Sat Aug 28

Hike report and photos by shesse. Additional photos by Cian

Stevens Suspension Bridge, Forest Home
Very grey and humid, mid 70s — I liked the atmospherics quite a bit — got two nasty mosquito bites. Six hikers didn’t make it into the group photo.
The group stayed together for about five minutes — by that point we’d formed into a super-fast group and a larger main group — the main group had falled behind just enough that they missed a turn-off
We all reunited about a half-hour later, up in the big Cornell horse fields
We were all happy to see each other
From the fields, we set out to cross Freese Road and check on the condition of the dramatic Varna cliffs — had they collapsed any more from the recent excess rains?
Forget that plan — the path in to the cliffs was completely overgrown — crawling with ticks and bees — so we turned back
We checked out the horse barns and paddocks and then headed back down the hill to the flood plain
The trail along Fall Creek
Spent the last half hour in the arboretum

Official head count: 17H, three D


Cian’s photos

You can see Cian’s complete photo album here


Sun Aug 29

Hike report by Jim

Bock Harvey Forest Preserve and Riemen Woods, Enfield

Fifteen hikers and five dogs met for a hike of the Bock Harvey Preserve in Enfield

In comparison to recent days the weather was cool, with occasional breezes that helped make the hike more enjoyable

Hikers left the parking area, climbing the hill through fields of goldenrod and towards the shelter.

The path itself was slightly overgrown but not enough to cause a problem.

After pausing at the shelter for the group to consolidate, we pushed forward up the blue blazed trail towards the FLT.

Reaching the FLT we turned and hiked Westerly. Once at Porter Hill Rd we crossed the pavement and entered into the Rieman Woods. Quickly completing the short circuit of the FLT within Rieman Woods the group returned to Porter Hill Rd, at which time we walked up the road to meet the FLT again.

Re-entering the woods the group traveled Easterly along the FLT, through woods over streambeds and across fields, until we reached Rockwell Rd. It wasn’t until this very last stretch of trail that we encountered any mud, but as this stretch o0f trail is historically muddy, this was no surprise to me. Some people chose to call an early end to their hike here, while others walked Easterly on Rockwell to re-enter the woods and continue Easterly on the FLT until rehang Hines Rd before turning around.

The group encountered only a small number of other hikers and dogs along todays route.

It was an uneventful return trip to the cars.

Photos by shesse

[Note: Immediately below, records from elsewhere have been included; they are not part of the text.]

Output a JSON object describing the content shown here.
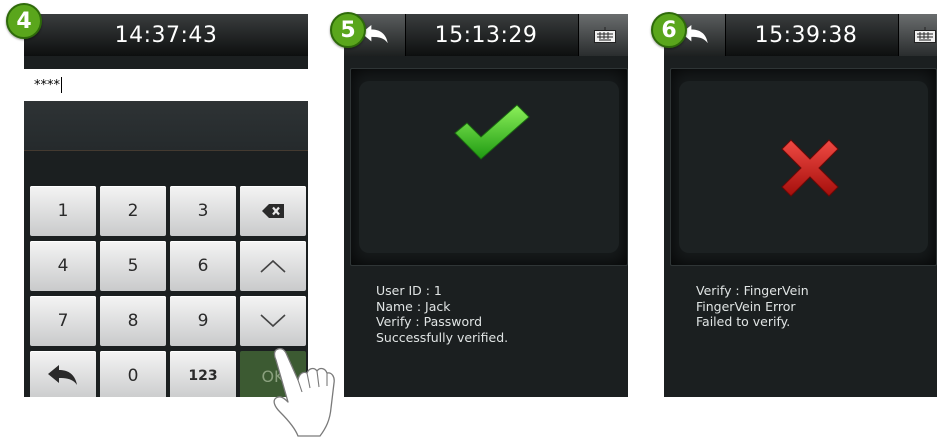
{
  "screens": [
    {
      "step": "4",
      "time": "14:37:43",
      "password_value": "****",
      "keypad": [
        "1",
        "2",
        "3",
        "backspace-icon",
        "4",
        "5",
        "6",
        "arrow-up-icon",
        "7",
        "8",
        "9",
        "arrow-down-icon",
        "back-arrow-icon",
        "0",
        "123",
        "OK"
      ]
    },
    {
      "step": "5",
      "time": "15:13:29",
      "result_icon": "checkmark-icon",
      "result_color": "#3cc21e",
      "lines": [
        "User ID : 1",
        "Name : Jack",
        "Verify : Password",
        "Successfully verified."
      ]
    },
    {
      "step": "6",
      "time": "15:39:38",
      "result_icon": "cross-icon",
      "result_color": "#d0201c",
      "lines": [
        "Verify : FingerVein",
        "FingerVein Error",
        "Failed to verify."
      ]
    }
  ],
  "colors": {
    "badge": "#5aa61c",
    "ok_key": "#3c5a32",
    "screen_bg": "#1b1f20"
  }
}
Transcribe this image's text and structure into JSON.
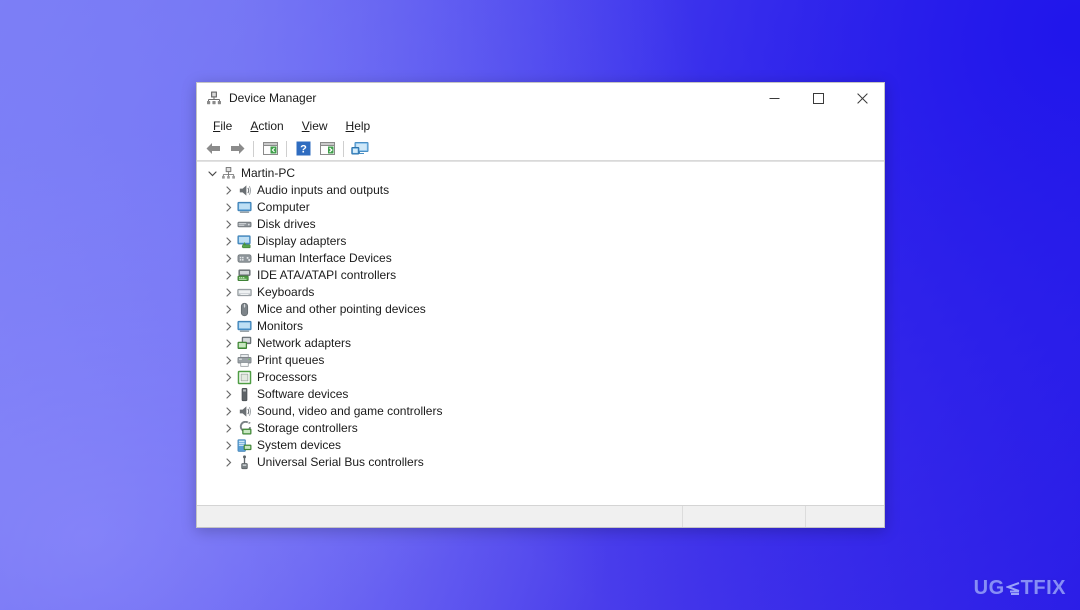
{
  "desktop": {
    "background_colors": [
      "#7a7cf2",
      "#5a52ee",
      "#2e20e6"
    ],
    "watermark": {
      "text_before": "UG",
      "text_after": "TFIX",
      "full_text": "UGETFIX",
      "color": "#9aa2fa"
    }
  },
  "window": {
    "title": "Device Manager",
    "icon": "device-manager-icon",
    "controls": {
      "minimize": "Minimize",
      "maximize": "Maximize",
      "close": "Close"
    },
    "menubar": {
      "items": [
        {
          "label": "File",
          "accel": "F",
          "rest": "ile"
        },
        {
          "label": "Action",
          "accel": "A",
          "rest": "ction"
        },
        {
          "label": "View",
          "accel": "V",
          "rest": "iew"
        },
        {
          "label": "Help",
          "accel": "H",
          "rest": "elp"
        }
      ]
    },
    "toolbar": {
      "items": [
        {
          "name": "back-button",
          "tooltip": "Back"
        },
        {
          "name": "forward-button",
          "tooltip": "Forward"
        },
        {
          "name": "separator",
          "tooltip": ""
        },
        {
          "name": "show-hide-console-tree-button",
          "tooltip": "Show/Hide Console Tree"
        },
        {
          "name": "separator",
          "tooltip": ""
        },
        {
          "name": "help-button",
          "tooltip": "Help"
        },
        {
          "name": "properties-button",
          "tooltip": "Properties"
        },
        {
          "name": "separator",
          "tooltip": ""
        },
        {
          "name": "scan-hardware-changes-button",
          "tooltip": "Scan for hardware changes"
        }
      ]
    },
    "tree": {
      "root": {
        "label": "Martin-PC",
        "icon": "computer-node-icon",
        "expanded": true,
        "chevron": "chevron-down-icon"
      },
      "children": [
        {
          "label": "Audio inputs and outputs",
          "icon": "speaker-icon",
          "chevron": "chevron-right-icon"
        },
        {
          "label": "Computer",
          "icon": "monitor-icon",
          "chevron": "chevron-right-icon"
        },
        {
          "label": "Disk drives",
          "icon": "disk-drive-icon",
          "chevron": "chevron-right-icon"
        },
        {
          "label": "Display adapters",
          "icon": "display-adapter-icon",
          "chevron": "chevron-right-icon"
        },
        {
          "label": "Human Interface Devices",
          "icon": "hid-icon",
          "chevron": "chevron-right-icon"
        },
        {
          "label": "IDE ATA/ATAPI controllers",
          "icon": "ide-controller-icon",
          "chevron": "chevron-right-icon"
        },
        {
          "label": "Keyboards",
          "icon": "keyboard-icon",
          "chevron": "chevron-right-icon"
        },
        {
          "label": "Mice and other pointing devices",
          "icon": "mouse-icon",
          "chevron": "chevron-right-icon"
        },
        {
          "label": "Monitors",
          "icon": "monitor-icon",
          "chevron": "chevron-right-icon"
        },
        {
          "label": "Network adapters",
          "icon": "network-adapter-icon",
          "chevron": "chevron-right-icon"
        },
        {
          "label": "Print queues",
          "icon": "printer-icon",
          "chevron": "chevron-right-icon"
        },
        {
          "label": "Processors",
          "icon": "processor-icon",
          "chevron": "chevron-right-icon"
        },
        {
          "label": "Software devices",
          "icon": "software-device-icon",
          "chevron": "chevron-right-icon"
        },
        {
          "label": "Sound, video and game controllers",
          "icon": "sound-controller-icon",
          "chevron": "chevron-right-icon"
        },
        {
          "label": "Storage controllers",
          "icon": "storage-controller-icon",
          "chevron": "chevron-right-icon"
        },
        {
          "label": "System devices",
          "icon": "system-device-icon",
          "chevron": "chevron-right-icon"
        },
        {
          "label": "Universal Serial Bus controllers",
          "icon": "usb-icon",
          "chevron": "chevron-right-icon"
        }
      ]
    },
    "statusbar": {
      "panes": [
        "",
        "",
        ""
      ]
    }
  }
}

Entrance to the lean-to grove
Arriving at Porter Hill Road on the outbound leg
Back onto Porter Hill Road after walking through Riemen Woods
Waiting for the others to catch up at Rockwell Road

Photos by Cian

You can see Cian’s complete photo album here